Core Science

Core Science is focused on pushing the boundaries of nuclear science, building NNL’s technical reputation and delivering knowledge and capabilities for our stakeholders.

Our 12 Core Science areas

Our Core Science themes provide a platform for innovative and scientifically challenging work for our scientists, of which risk taking – but with a fail-fast approach – is a necessary component.

Advanced Recycling Isotope Separations (ARIS)

Environmental Radiochemistry

Post Irradiation Evaluation (PIE) & Materials Performance

Reactor Chemistry (& Corrosion)

Advanced Fuels

Thermal Treatment

Nuclear Safety

Structural Integrity

Decontamination Science

Health and Nuclear Medicine

Reactor Technology

Irradiated Fuel Characterisation

In addition to three new areas of science added this year, five of the 12 are heading to ‘world class’ and four have already been independently peer reviewed as such.

Not only does this work stimulate creativity and fresh thinking amongst our people, but the technologies developed through Core Science contribute directly to our commercial activities. The programmes therefore return extremely good value for money in relation to the level of investment they require.

Our core areas of science are also fundamentally important to our current and future Strategic Research programmes. It is through the technical advances that have been made in Advanced Fuels and ARIS, for example, that we have been able to deliver our pioneering Advanced Fuel Cycle Programme (AFCP) on behalf of BEIS.

Developing our national capabilities through Materials Performance

Nassia Tzelepi has over 15 years’ experience in the nuclear industry and is a Fellow in Graphite Technology at NNL.

“Materials Performance is one of our Core Science areas at NNL and is made up of three key parts – Metals and Alloys, Spent Fuel Storage and Graphite Technology. Whilst each of these areas is distinct, they all aim to develop a mechanistic understanding of the behaviours of the different materials being studied and help us deliver on our ambitions in Clean Energy and Environmental Restoration.

I work specifically in Graphite Technology which involves supporting the operation of existing reactors and the development of new ones, as well as assisting graphite decommissioning. For reactors in the UK, graphite acts both as a moderator in the nuclear reaction and forms the structural material of the reactor core itself. The UK has been operating graphite-moderated reactors commercially longer than any other country in the world, so our expertise in the field is unparalleled.

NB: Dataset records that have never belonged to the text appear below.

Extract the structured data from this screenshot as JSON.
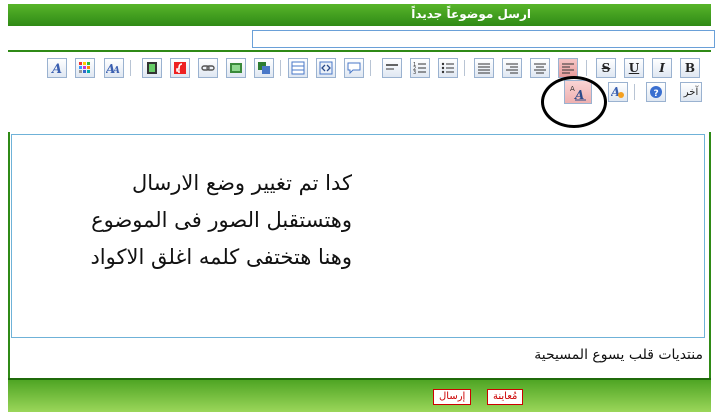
{
  "title": "ارسل موضوعاً جديداً",
  "subject": {
    "value": ""
  },
  "toolbar": {
    "bold": "B",
    "italic": "I",
    "underline": "U",
    "strike": "S",
    "other_label": "آخر"
  },
  "editor": {
    "lines": [
      "كدا تم تغيير وضع الارسال",
      "وهتستقبل الصور فى الموضوع",
      "وهنا هتختفى كلمه اغلق الاكواد"
    ]
  },
  "footer_note": "منتديات قلب يسوع المسيحية",
  "buttons": {
    "preview": "مُعاينة",
    "send": "إرسال"
  },
  "colors": {
    "header_green": "#2f8a16",
    "accent_blue": "#6aa0d8"
  }
}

To ensure our work is always at the cutting edge, we collaborate with experts in academia and with universities across the country, often welcoming PhD students and researchers into our laboratories. This provides those outside NNL with the opportunity to work in an industrial environment, as well as giving our people the chance to tap into a wider pool of knowledge and enhance their own technical abilities.

Likewise, through our participation in ASTM International, which is the organisation that provides the standards and the test methods for measuring graphite samples, we have formed strong partnerships with laboratories across the world. These include Idaho National Laboratory and Oak Ridge National Laboratory in the US, and NRG in the Netherlands.

As we look to the future, our main aim in Graphite Technology is to support the next generation of nuclear reactors and ensure we accelerate the decommissioning of our existing ones in a safe and cost-effective manner. For over 60 years, NNL has been the only provider of post-irradiation examination campaigns of reactor graphite in the UK, which means we are perfectly positioned to apply our extensive experience to new areas of nuclear energy.”

“To ensure our work is always at the cutting edge, we collaborate with experts in academia and with universities across the country, often welcoming PhD students and researchers into our laboratories.”

Nassia Tzelepi Fellow in Graphite Technology at NNL

The future of Core Science

By 2026, we want all 12 of our Core Science areas to be independently reviewed as, or on the way to being, ‘world class’.

To help us achieve this, we will deliver a series of engagement programmes that line up with each of our Core Science areas. This will involve communicating much more broadly – both across NNL and externally – to engage the very best in our sector, and continuing to provide the wider research community with access to our specialist facilities.

2.1.2 Innovation